— Exercise directions —
Without the pictures, repeat all of the data exactly as it appears below.

Records shown section start

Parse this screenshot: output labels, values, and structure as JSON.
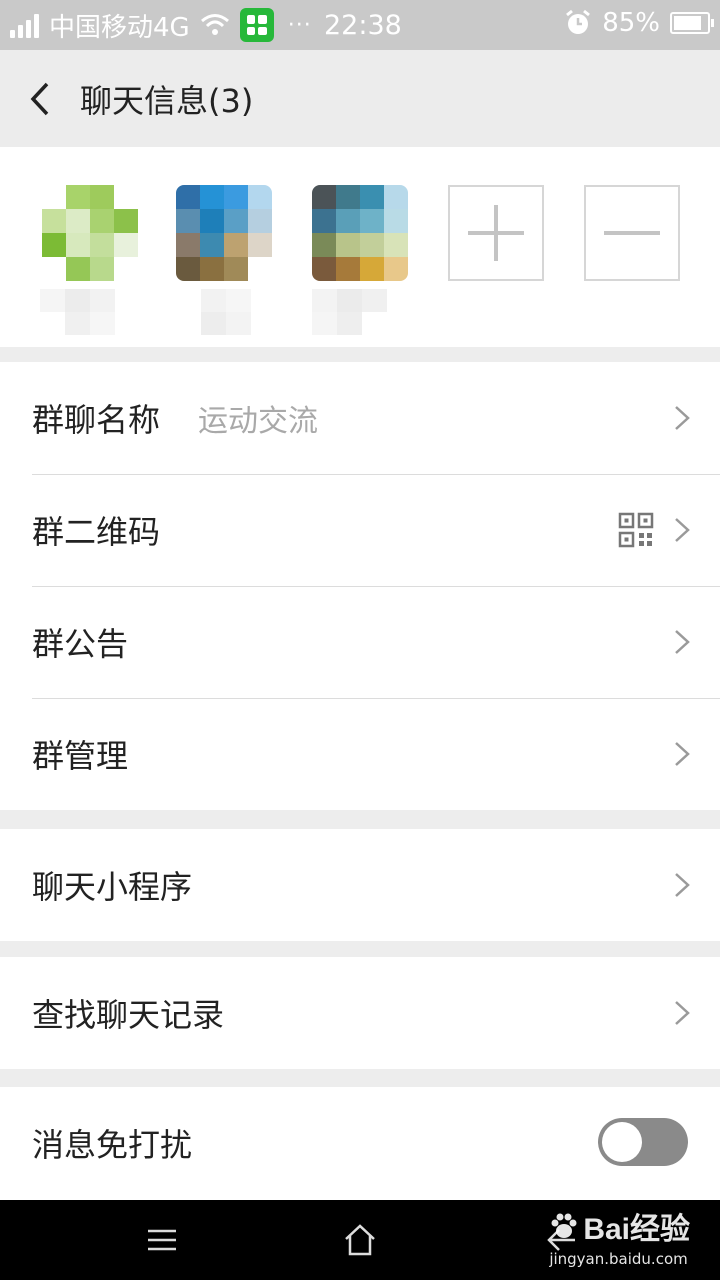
{
  "status_bar": {
    "carrier": "中国移动4G",
    "dots": "···",
    "time": "22:38",
    "battery_percent": "85%",
    "battery_level": 0.85
  },
  "header": {
    "back_icon": "chevron-left-icon",
    "title": "聊天信息(3)"
  },
  "members": {
    "add_icon": "plus-icon",
    "remove_icon": "minus-icon"
  },
  "settings": {
    "group_name_label": "群聊名称",
    "group_name_value": "运动交流",
    "qr_label": "群二维码",
    "announcement_label": "群公告",
    "manage_label": "群管理",
    "mini_programs_label": "聊天小程序",
    "search_history_label": "查找聊天记录",
    "mute_label": "消息免打扰",
    "mute_on": false
  },
  "bottom_bar": {
    "menu_icon": "menu-icon",
    "home_icon": "home-icon",
    "back_icon": "back-icon"
  },
  "watermark": {
    "brand": "Bai经验",
    "url": "jingyan.baidu.com"
  },
  "colors": {
    "status_bar": "#c9c9c9",
    "header": "#ececec",
    "toggle_off": "#8a8a8a",
    "app_icon": "#27b83a"
  }
}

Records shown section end

— Answer for this exercise —
Parse this screenshot: output labels, values, and structure as JSON.
{
  "status_bar": {
    "carrier": "中国移动4G",
    "dots": "···",
    "time": "22:38",
    "battery_percent": "85%",
    "battery_level": 0.85
  },
  "header": {
    "back_icon": "chevron-left-icon",
    "title": "聊天信息(3)"
  },
  "members": {
    "add_icon": "plus-icon",
    "remove_icon": "minus-icon"
  },
  "settings": {
    "group_name_label": "群聊名称",
    "group_name_value": "运动交流",
    "qr_label": "群二维码",
    "announcement_label": "群公告",
    "manage_label": "群管理",
    "mini_programs_label": "聊天小程序",
    "search_history_label": "查找聊天记录",
    "mute_label": "消息免打扰",
    "mute_on": false
  },
  "bottom_bar": {
    "menu_icon": "menu-icon",
    "home_icon": "home-icon",
    "back_icon": "back-icon"
  },
  "watermark": {
    "brand": "Bai经验",
    "url": "jingyan.baidu.com"
  },
  "colors": {
    "status_bar": "#c9c9c9",
    "header": "#ececec",
    "toggle_off": "#8a8a8a",
    "app_icon": "#27b83a"
  }
}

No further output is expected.